**Work order:**
What you return should be the lines of the data containing "person", each in full.

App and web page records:
------------------------------------------------------------------------
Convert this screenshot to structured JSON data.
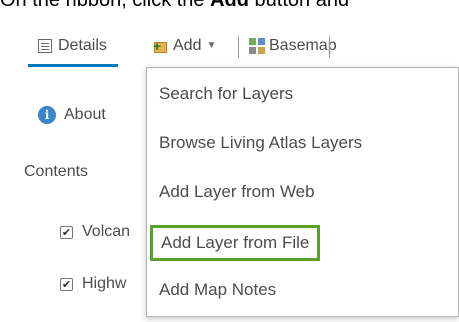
{
  "instruction": {
    "before": "On the ribbon, click the ",
    "bold": "Add",
    "after": " button and"
  },
  "toolbar": {
    "details_label": "Details",
    "add_label": "Add",
    "basemap_label": "Basemap"
  },
  "panel": {
    "about_label": "About",
    "contents_label": "Contents",
    "layers": [
      {
        "label": "Volcan",
        "checked": true
      },
      {
        "label": "Highw",
        "checked": true
      }
    ]
  },
  "add_menu": {
    "items": [
      {
        "label": "Search for Layers",
        "highlighted": false
      },
      {
        "label": "Browse Living Atlas Layers",
        "highlighted": false
      },
      {
        "label": "Add Layer from Web",
        "highlighted": false
      },
      {
        "label": "Add Layer from File",
        "highlighted": true
      },
      {
        "label": "Add Map Notes",
        "highlighted": false
      }
    ]
  },
  "colors": {
    "active_tab_underline": "#0079c1",
    "highlight_border": "#5aa02c",
    "info_icon": "#3a86c8"
  },
  "icons": {
    "details": "details-icon",
    "add": "add-icon",
    "add_caret": "caret-down-icon",
    "basemap": "basemap-icon",
    "about": "info-icon",
    "checkbox": "checkbox-checked-icon"
  }
}
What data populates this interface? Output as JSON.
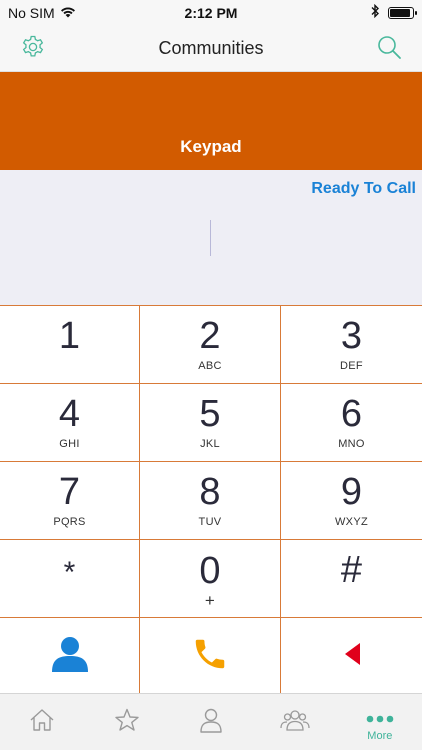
{
  "status_bar": {
    "carrier": "No SIM",
    "time": "2:12 PM",
    "battery_level": 0.9
  },
  "nav": {
    "title": "Communities",
    "left_icon": "gear-icon",
    "right_icon": "search-icon"
  },
  "header": {
    "title": "Keypad"
  },
  "display": {
    "status": "Ready To Call",
    "number": ""
  },
  "keys": [
    {
      "digit": "1",
      "letters": ""
    },
    {
      "digit": "2",
      "letters": "ABC"
    },
    {
      "digit": "3",
      "letters": "DEF"
    },
    {
      "digit": "4",
      "letters": "GHI"
    },
    {
      "digit": "5",
      "letters": "JKL"
    },
    {
      "digit": "6",
      "letters": "MNO"
    },
    {
      "digit": "7",
      "letters": "PQRS"
    },
    {
      "digit": "8",
      "letters": "TUV"
    },
    {
      "digit": "9",
      "letters": "WXYZ"
    },
    {
      "digit": "*",
      "letters": ""
    },
    {
      "digit": "0",
      "letters": "+"
    },
    {
      "digit": "#",
      "letters": ""
    }
  ],
  "actions": {
    "contacts_icon": "contact-person-icon",
    "call_icon": "phone-icon",
    "delete_icon": "backspace-icon"
  },
  "colors": {
    "accent_orange": "#d25b00",
    "status_blue": "#1a82d6",
    "tab_green": "#3fb39a",
    "call_orange": "#f5a000",
    "contact_blue": "#1a82d6",
    "delete_red": "#e0001b"
  },
  "tabs": [
    {
      "icon": "home-icon",
      "label": ""
    },
    {
      "icon": "star-icon",
      "label": ""
    },
    {
      "icon": "person-icon",
      "label": ""
    },
    {
      "icon": "group-icon",
      "label": ""
    },
    {
      "icon": "more-dots-icon",
      "label": "More"
    }
  ]
}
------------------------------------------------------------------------
**Your solution:**
    "contacts_icon": "contact-person-icon",
      "icon": "person-icon",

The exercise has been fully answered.